Setting scientific research free

The results from taxpayer-funded, scientific research are often locked behind a paywall.

Jennifer Hansen, a senior officer in Knowledge and Research at the Bill and Melinda Gates Foundation, says the cost of accessing that data is too high. Limiting access to the research results in social inequity and puts human lives at risk. She argues that the current model of research distribution is overdue for disruption. Hansen says it’s time to foster a scientific revolution through open access to data. Jennifer Hansen is an equity advocate with a fierce dedication to ensuring information and scientific knowledge is free and available to all. Her professional career has revolved around closing the digital divide and inspiring others to believe in the power of knowledge to shape their world. Ms. Hansen currently works at the Bill & Melinda Gates Foundation as the Senior Officer for Knowledge & Research. She drives the strategy development and management of the foundation’s research outputs and is an influencer in shaping the future of scholarly communication. She championed and led the implementation of the Foundation’s groundbreaking Open Access Policy – a policy requiring that all its funded published research be immediately available to everyone, everywhere without barrier or restriction. Nature called the bold action to open up scholarly research the”world’s strongest policy on open access research.” And, The Economist described it as “something that may help to change the practice of science.”


Everyone has a song - welcoming refugees through music

What started as a place to sing became a refuge.

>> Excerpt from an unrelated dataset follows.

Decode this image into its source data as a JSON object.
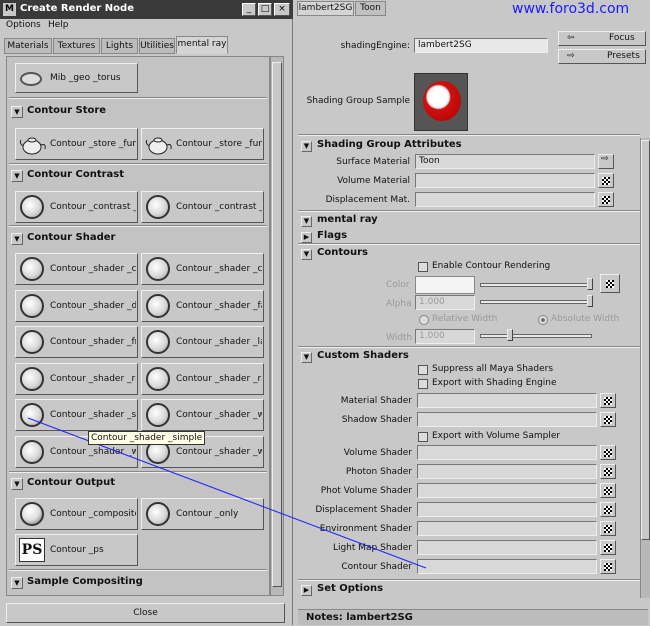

Founded by Erin Guinup, just as the U.S. was closing its borders to citizens from select countries, the Tacoma Refugee Choir was determined to turn its musical practice into a celebration of human connection by welcoming voices from around the world. The Choir has created an original song to showcase the idea that it takes diversity to create true harmony. Featuring vocals by Wanz, QDot and Stephanie Anne Johnson.